5) Annan Athletic have made good use of the international break
Slowly but surely, Annan Athletic look as though they’re ready to put their dreadful start to the season behind them. After losing their opening three league fixtures – always by slender margins, often with varying degrees of performance – Jim Chapman’s side recorded their first point of the season in a 3-3 draw with Elgin City before the international break; they would go one better against Berwick Rangers at the weekend.
Colin Cameron’s team have started the season well with a stirring victory over East Fife and a 5-0 thrashing of East Stirlingshire, but Berwick – regardless of form or personnel – seem to have something of a complex every time they jaunt down the A7. Their last win at Galabank came in April 2011; since then, they’ve collected three points from their subsequent seven visits. And for all their huff and their puff, they were unable to successfully unsettle their hosts and turn the match in their favour.

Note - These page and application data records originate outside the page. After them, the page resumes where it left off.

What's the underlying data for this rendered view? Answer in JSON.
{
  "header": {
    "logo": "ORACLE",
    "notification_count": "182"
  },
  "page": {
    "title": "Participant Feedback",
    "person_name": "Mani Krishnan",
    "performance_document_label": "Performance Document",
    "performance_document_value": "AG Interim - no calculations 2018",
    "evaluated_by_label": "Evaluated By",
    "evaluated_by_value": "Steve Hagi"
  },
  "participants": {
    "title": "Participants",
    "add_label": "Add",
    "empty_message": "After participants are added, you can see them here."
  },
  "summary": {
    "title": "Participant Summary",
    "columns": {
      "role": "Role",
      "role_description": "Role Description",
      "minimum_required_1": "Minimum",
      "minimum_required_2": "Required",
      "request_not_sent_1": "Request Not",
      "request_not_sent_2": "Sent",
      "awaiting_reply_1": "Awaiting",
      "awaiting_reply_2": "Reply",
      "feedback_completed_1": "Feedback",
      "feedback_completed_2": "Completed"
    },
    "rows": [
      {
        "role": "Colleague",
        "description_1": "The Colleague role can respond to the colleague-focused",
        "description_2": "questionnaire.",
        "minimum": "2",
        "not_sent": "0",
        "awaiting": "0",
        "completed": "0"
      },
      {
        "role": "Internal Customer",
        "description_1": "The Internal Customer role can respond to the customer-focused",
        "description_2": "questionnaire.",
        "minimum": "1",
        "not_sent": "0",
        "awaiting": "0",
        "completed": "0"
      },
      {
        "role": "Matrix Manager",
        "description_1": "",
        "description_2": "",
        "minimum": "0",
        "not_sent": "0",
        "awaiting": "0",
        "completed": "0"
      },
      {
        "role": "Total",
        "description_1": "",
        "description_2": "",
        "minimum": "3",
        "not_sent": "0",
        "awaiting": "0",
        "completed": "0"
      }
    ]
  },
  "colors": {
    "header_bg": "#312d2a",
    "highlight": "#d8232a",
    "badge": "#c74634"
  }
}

For the majority of the match, Berwick were maybe the better side. They recorded 19 shots on goal but their efforts on target never sufficiently tested goalkeeper Alex Mitchell, with only Darren Lavery’s cross-cum-shot at the beginning of the second half forcing him to leap to tip the ball wide. With Lee Currie suspended, there was a lack of guile in the middle of the park and Lavery and Scott Dalziel were often forced to shoot from distance.
Berwick would rue their profligacy. Annan’s opening goal on 64 minutes had as much to with the visitors’ generosity as it did their own ingenuity. Cameron had withdrawn himself in place of defender John Fairbairn and rearranged his side into something resembling a 3-5-2 formation two minutes earlier, but the substitute found himself caught between Matt Flynn and Kenny Mackay as Josh Todd swung a handsome ball towards goal; Flynn’s glancing header landed at the feet of Stuart McColm, who crashed a stunning half volley into the net from 12 yards. McColm, making his debut for Annan, can be a flighty presence on the flank but when on form, he is a dangerous proposition – why Barry Ferguson deemed him incompatible with his grand vision for Clyde is anyone’s guess, but his loss is Chapman’s gain.
Three minutes later and one goal became two. That a player of Mackay’s quality was allowed to loiter unchecked inside the six-yard box at a set-piece was nothing short of disgraceful – David Hopkirk worked a smart short corner and tossed in a decent ball for Mackay to nod home the most straightforward goal of his career. Later on in the match, the pair combined twice more: Mackay could have scored a hat-trick, but it would have given the match a score-line it did not deserve.
Speaking after the match, Chapman reflected on an unconvincing performance and claimed his side have played better elsewhere without reward. Regardless, the manager was grateful for the victory. Although Annan are still in tenth place, the result can be the catalyst for their climb up the table – Saturday’s match at East Stirlingshire should be an indication of just how significant this game was.
Berwick, meanwhile, had their deficiencies but on the whole, it should be marked down as “one of those days”. Their seven points from a possible 15 is a very decent return and with Lee Currie set to return for their match with Albion Rovers, as well as a fully fit Paul Currie and Andy Russell, they should certainly be capable of giving Darren Young and his team something to think about. CGT